### WHAT IS BEING ASKED
Provide the count of lines below where "HTML" occurs, with no other output.

### RECORDS PROVIDED

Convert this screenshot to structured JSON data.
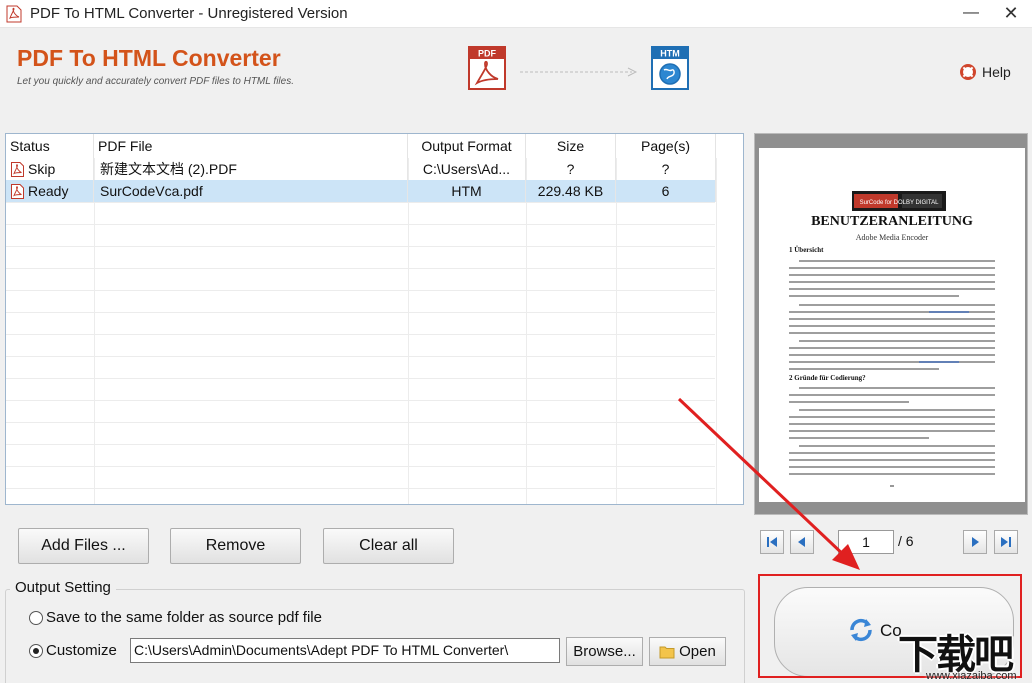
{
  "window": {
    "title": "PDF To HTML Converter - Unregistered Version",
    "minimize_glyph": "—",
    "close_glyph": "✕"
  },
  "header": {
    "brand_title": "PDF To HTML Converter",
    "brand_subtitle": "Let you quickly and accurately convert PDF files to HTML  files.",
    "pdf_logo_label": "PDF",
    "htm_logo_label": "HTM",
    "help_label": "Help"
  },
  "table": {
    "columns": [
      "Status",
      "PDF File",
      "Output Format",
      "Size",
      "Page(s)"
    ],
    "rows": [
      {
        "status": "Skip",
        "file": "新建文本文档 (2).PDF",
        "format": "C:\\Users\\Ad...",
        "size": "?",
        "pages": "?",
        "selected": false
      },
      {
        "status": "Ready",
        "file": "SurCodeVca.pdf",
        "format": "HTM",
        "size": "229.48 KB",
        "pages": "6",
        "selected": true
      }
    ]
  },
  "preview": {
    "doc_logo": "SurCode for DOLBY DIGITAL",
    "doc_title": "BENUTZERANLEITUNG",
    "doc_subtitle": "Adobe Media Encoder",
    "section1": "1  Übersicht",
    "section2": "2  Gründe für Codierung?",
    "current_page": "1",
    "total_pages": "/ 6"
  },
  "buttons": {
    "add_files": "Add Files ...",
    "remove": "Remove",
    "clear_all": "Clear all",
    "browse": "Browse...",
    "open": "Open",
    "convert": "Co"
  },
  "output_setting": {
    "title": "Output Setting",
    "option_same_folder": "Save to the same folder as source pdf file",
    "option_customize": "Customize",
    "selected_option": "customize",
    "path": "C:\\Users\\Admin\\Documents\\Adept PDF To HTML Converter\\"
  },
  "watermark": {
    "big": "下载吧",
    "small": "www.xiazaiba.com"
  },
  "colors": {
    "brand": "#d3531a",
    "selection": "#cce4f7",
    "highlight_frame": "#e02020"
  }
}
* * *
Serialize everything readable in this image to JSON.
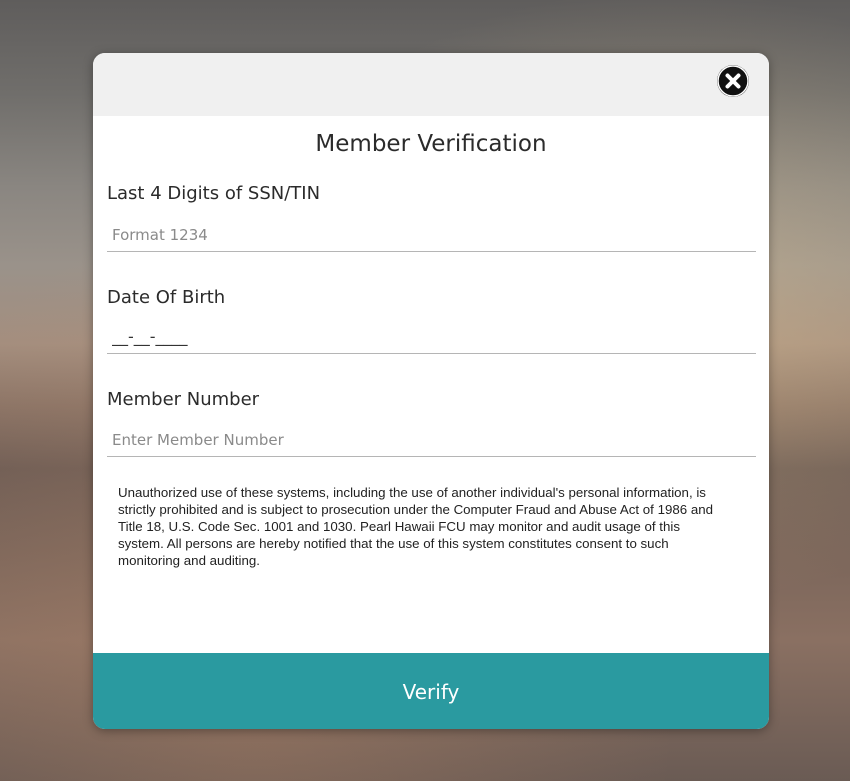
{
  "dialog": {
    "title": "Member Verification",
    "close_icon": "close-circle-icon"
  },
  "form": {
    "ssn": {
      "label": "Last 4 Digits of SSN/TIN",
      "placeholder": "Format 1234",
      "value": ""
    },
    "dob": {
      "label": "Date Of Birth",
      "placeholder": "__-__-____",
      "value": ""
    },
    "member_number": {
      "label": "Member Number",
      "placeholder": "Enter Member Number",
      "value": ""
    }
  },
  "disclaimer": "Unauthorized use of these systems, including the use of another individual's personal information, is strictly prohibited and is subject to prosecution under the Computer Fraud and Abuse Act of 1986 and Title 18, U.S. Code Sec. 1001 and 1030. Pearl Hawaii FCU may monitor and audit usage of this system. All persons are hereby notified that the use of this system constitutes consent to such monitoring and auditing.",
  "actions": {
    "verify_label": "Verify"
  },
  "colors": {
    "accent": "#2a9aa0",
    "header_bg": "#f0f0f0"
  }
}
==
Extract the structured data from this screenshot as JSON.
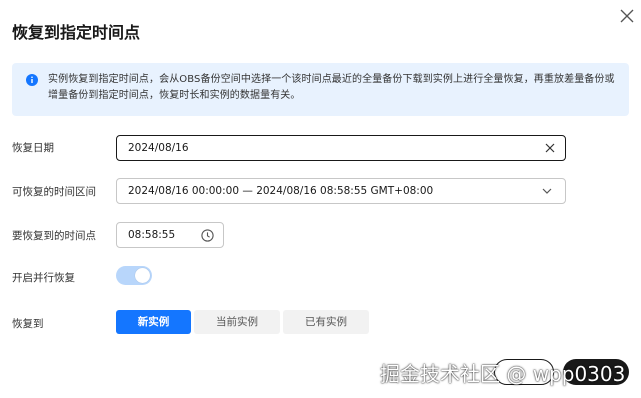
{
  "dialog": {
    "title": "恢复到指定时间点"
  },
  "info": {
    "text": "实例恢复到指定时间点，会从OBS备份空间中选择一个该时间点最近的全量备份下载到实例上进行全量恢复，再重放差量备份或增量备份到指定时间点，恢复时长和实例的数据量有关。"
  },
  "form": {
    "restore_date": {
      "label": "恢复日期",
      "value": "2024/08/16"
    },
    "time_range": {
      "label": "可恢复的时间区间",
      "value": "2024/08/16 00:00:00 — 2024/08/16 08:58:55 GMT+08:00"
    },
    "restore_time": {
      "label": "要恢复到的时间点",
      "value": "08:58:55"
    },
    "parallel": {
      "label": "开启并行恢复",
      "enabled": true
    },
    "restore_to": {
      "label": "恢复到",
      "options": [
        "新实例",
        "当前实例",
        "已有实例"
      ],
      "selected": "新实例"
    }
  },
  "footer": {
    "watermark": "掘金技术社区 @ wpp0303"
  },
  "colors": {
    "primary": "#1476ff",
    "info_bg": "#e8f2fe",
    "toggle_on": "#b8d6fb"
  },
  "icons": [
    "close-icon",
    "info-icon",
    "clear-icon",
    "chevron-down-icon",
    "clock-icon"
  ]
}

### YOUR RESPONSE
4